◆ Exercise brief ◆
Type every record exactly as it appears.
━━━━━━━━━━━━━━━━
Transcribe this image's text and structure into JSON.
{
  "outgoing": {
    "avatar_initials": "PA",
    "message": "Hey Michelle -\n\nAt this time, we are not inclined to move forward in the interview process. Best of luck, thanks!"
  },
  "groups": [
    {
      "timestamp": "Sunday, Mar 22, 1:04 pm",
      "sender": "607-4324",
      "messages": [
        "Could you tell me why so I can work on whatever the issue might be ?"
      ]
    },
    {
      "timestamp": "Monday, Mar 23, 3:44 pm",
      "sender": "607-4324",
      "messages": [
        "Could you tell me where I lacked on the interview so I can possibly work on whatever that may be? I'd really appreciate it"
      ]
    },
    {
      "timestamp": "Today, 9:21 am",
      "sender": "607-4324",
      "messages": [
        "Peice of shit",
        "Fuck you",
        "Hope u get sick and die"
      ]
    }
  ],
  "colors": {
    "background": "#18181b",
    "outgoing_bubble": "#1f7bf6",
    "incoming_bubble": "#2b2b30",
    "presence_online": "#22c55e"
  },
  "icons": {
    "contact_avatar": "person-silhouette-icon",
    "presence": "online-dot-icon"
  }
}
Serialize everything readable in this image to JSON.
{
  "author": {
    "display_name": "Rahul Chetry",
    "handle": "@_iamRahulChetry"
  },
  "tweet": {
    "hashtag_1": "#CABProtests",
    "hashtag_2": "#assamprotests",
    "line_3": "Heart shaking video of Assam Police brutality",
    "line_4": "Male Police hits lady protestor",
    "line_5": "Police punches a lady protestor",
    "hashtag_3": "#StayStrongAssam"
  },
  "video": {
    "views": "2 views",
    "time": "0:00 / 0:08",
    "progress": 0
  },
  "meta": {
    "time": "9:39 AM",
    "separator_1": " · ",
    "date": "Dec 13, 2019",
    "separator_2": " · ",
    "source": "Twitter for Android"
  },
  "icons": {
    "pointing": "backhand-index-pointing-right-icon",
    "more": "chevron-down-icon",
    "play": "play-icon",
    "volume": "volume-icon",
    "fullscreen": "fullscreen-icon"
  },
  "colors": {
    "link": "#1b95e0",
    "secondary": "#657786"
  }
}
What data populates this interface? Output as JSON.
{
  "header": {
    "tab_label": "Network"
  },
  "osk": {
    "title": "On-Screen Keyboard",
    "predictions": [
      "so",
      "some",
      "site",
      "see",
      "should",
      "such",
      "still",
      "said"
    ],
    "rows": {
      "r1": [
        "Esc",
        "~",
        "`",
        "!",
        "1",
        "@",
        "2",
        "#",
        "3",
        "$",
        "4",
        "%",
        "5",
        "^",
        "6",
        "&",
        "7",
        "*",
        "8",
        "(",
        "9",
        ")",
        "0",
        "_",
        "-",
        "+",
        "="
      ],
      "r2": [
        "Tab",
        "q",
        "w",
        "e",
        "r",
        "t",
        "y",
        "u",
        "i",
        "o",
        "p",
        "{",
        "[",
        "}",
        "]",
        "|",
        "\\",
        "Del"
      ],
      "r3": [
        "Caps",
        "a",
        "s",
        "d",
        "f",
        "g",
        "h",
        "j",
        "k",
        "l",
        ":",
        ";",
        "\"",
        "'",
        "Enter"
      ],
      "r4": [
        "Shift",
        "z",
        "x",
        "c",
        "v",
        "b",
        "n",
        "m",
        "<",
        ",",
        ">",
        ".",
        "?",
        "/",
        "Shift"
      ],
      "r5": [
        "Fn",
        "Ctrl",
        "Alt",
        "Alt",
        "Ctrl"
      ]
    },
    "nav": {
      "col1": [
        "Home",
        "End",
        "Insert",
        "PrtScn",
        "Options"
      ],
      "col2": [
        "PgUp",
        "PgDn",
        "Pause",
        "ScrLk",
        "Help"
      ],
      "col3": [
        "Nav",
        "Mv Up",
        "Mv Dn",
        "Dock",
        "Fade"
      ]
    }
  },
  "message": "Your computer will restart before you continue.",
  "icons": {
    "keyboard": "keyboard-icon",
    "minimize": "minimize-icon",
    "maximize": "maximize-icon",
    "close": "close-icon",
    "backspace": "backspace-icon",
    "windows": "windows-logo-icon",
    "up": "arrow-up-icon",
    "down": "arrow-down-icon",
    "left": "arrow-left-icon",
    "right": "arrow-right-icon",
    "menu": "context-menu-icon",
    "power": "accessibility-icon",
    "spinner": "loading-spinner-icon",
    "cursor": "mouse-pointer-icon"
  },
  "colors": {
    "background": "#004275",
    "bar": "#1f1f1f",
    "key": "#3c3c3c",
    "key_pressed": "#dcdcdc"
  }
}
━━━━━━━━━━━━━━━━
◆ Exercise result ◆
Transcribe this image's text and structure into JSON.
{
  "outgoing": {
    "avatar_initials": "PA",
    "message": "Hey Michelle -\n\nAt this time, we are not inclined to move forward in the interview process. Best of luck, thanks!"
  },
  "groups": [
    {
      "timestamp": "Sunday, Mar 22, 1:04 pm",
      "sender": "607-4324",
      "messages": [
        "Could you tell me why so I can work on whatever the issue might be ?"
      ]
    },
    {
      "timestamp": "Monday, Mar 23, 3:44 pm",
      "sender": "607-4324",
      "messages": [
        "Could you tell me where I lacked on the interview so I can possibly work on whatever that may be? I'd really appreciate it"
      ]
    },
    {
      "timestamp": "Today, 9:21 am",
      "sender": "607-4324",
      "messages": [
        "Peice of shit",
        "Fuck you",
        "Hope u get sick and die"
      ]
    }
  ],
  "colors": {
    "background": "#18181b",
    "outgoing_bubble": "#1f7bf6",
    "incoming_bubble": "#2b2b30",
    "presence_online": "#22c55e"
  },
  "icons": {
    "contact_avatar": "person-silhouette-icon",
    "presence": "online-dot-icon"
  }
}
Serialize everything readable in this image to JSON.
{
  "author": {
    "display_name": "Rahul Chetry",
    "handle": "@_iamRahulChetry"
  },
  "tweet": {
    "hashtag_1": "#CABProtests",
    "hashtag_2": "#assamprotests",
    "line_3": "Heart shaking video of Assam Police brutality",
    "line_4": "Male Police hits lady protestor",
    "line_5": "Police punches a lady protestor",
    "hashtag_3": "#StayStrongAssam"
  },
  "video": {
    "views": "2 views",
    "time": "0:00 / 0:08",
    "progress": 0
  },
  "meta": {
    "time": "9:39 AM",
    "separator_1": " · ",
    "date": "Dec 13, 2019",
    "separator_2": " · ",
    "source": "Twitter for Android"
  },
  "icons": {
    "pointing": "backhand-index-pointing-right-icon",
    "more": "chevron-down-icon",
    "play": "play-icon",
    "volume": "volume-icon",
    "fullscreen": "fullscreen-icon"
  },
  "colors": {
    "link": "#1b95e0",
    "secondary": "#657786"
  }
}
What data populates this interface? Output as JSON.
{
  "header": {
    "tab_label": "Network"
  },
  "osk": {
    "title": "On-Screen Keyboard",
    "predictions": [
      "so",
      "some",
      "site",
      "see",
      "should",
      "such",
      "still",
      "said"
    ],
    "rows": {
      "r1": [
        "Esc",
        "~",
        "`",
        "!",
        "1",
        "@",
        "2",
        "#",
        "3",
        "$",
        "4",
        "%",
        "5",
        "^",
        "6",
        "&",
        "7",
        "*",
        "8",
        "(",
        "9",
        ")",
        "0",
        "_",
        "-",
        "+",
        "="
      ],
      "r2": [
        "Tab",
        "q",
        "w",
        "e",
        "r",
        "t",
        "y",
        "u",
        "i",
        "o",
        "p",
        "{",
        "[",
        "}",
        "]",
        "|",
        "\\",
        "Del"
      ],
      "r3": [
        "Caps",
        "a",
        "s",
        "d",
        "f",
        "g",
        "h",
        "j",
        "k",
        "l",
        ":",
        ";",
        "\"",
        "'",
        "Enter"
      ],
      "r4": [
        "Shift",
        "z",
        "x",
        "c",
        "v",
        "b",
        "n",
        "m",
        "<",
        ",",
        ">",
        ".",
        "?",
        "/",
        "Shift"
      ],
      "r5": [
        "Fn",
        "Ctrl",
        "Alt",
        "Alt",
        "Ctrl"
      ]
    },
    "nav": {
      "col1": [
        "Home",
        "End",
        "Insert",
        "PrtScn",
        "Options"
      ],
      "col2": [
        "PgUp",
        "PgDn",
        "Pause",
        "ScrLk",
        "Help"
      ],
      "col3": [
        "Nav",
        "Mv Up",
        "Mv Dn",
        "Dock",
        "Fade"
      ]
    }
  },
  "message": "Your computer will restart before you continue.",
  "icons": {
    "keyboard": "keyboard-icon",
    "minimize": "minimize-icon",
    "maximize": "maximize-icon",
    "close": "close-icon",
    "backspace": "backspace-icon",
    "windows": "windows-logo-icon",
    "up": "arrow-up-icon",
    "down": "arrow-down-icon",
    "left": "arrow-left-icon",
    "right": "arrow-right-icon",
    "menu": "context-menu-icon",
    "power": "accessibility-icon",
    "spinner": "loading-spinner-icon",
    "cursor": "mouse-pointer-icon"
  },
  "colors": {
    "background": "#004275",
    "bar": "#1f1f1f",
    "key": "#3c3c3c",
    "key_pressed": "#dcdcdc"
  }
}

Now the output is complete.